Let's leave out the antiquated terminology for gay people since that's standard style at the MT and his hatred of, well, any sex, is well known. You've got a rogue's gallery opposing the stadium -- local (crack-smoking) politicians, scary black people, those strange homosexuals and the big government people who want to take your kids away just for beating them. How could a self-respecting reader of the Moonie Times line up with those people to keep D.C.'s much-deserved baseball team at the fully-functional and already-built joint across town?

You don't get the full picture until you read on for a few paragraphs:

"Other groups in the coalition are the Campaign for the D.C. School Budget, the Council of Latino Agencies, D.C. Black Church Initiative, D.C. Fiscal Policy Institute, D.C. Library Renaissance Project, the D.C. League of Women Voters, Parents United for the D.C. Public Schools, Save D.C. Parks and Play Spaces, the Washington Legal Clinic for the Homeless and Wider Opportunities for Women. "

Although some readers still have a beef with womens' sufferage and publc libraries, these groups are certainly less threatening than "black-power militants" (although I've seen some fear-inducing shusshing at the library). So why is are community groups and economists buried while Marion Barry and Huey Newton get top billing? Because you're reading the Times, idiot.

Posted by rj3 at 2:01 PM | Comments (1) | TrackBack

October 4, 2004

Reliable Sources (of mousse)

WaPo hack Howard Kurtz works two jobs.

via (not that) Roger Ailes.

Posted by rj3 at 9:35 AM | Comments (0) | TrackBack

Scraping the bottom of the "famous for DC" barrel

Coming back from the Crafty Bastards fair in Columbia Heights Saturday, I saw none other than Andrew Sullivan, that terrorists-and-liberals-equating neocon who has been off the Bushie reservation of late, on a bicycle on Chaimplain St., NW in Adams Morgan.

A celebrity siting on the level of George Stephanopolous or Hadassah Leiberman? Not quite, but I don't get out as much as I used to.

Posted by rj3 at 8:55 AM | Comments (0) | TrackBack

October 1, 2004

Whither Thursday happy hour?

On my way home from C.S.'s birthday shindig last night, I walked the length of the 18th Street strip in Adams Morgan at around 8 p.m. Under normal circumstances, the area should be packed with people moving from their happy hour spots to venues for regular nighttime drinking, but instead the streets and bars were sparsely populated.

Yes, everyone was at home watching the debates. Except at Millie & Al's, where they advertised a debate-watching night. I think this counts as an "only in DC" moment.

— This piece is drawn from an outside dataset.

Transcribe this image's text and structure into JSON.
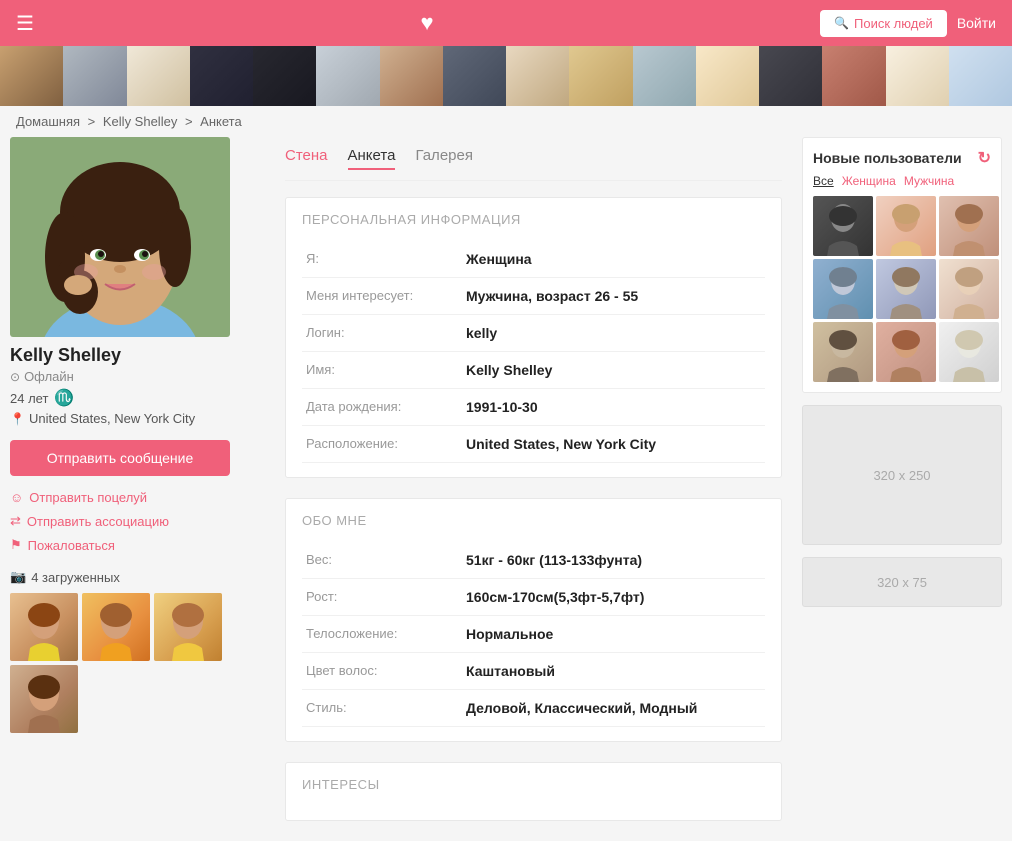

But it gets better. Farther down, closer to Dupont Circle, some intrepid residents whose expensive lawn furniture and fancy grill had always impressed me and left me puzzled as to how nobody ever ran off with it set up a giant television on their well-appointed postage-stamp lawn. Screen on the Green it's not, but you have to admire anyone who would haul several hundred pounds of expensive electronics into their yard to watch two old white men argue about foreign policy.

Posted by rj3 at 9:52 AM | Comments (1) | TrackBack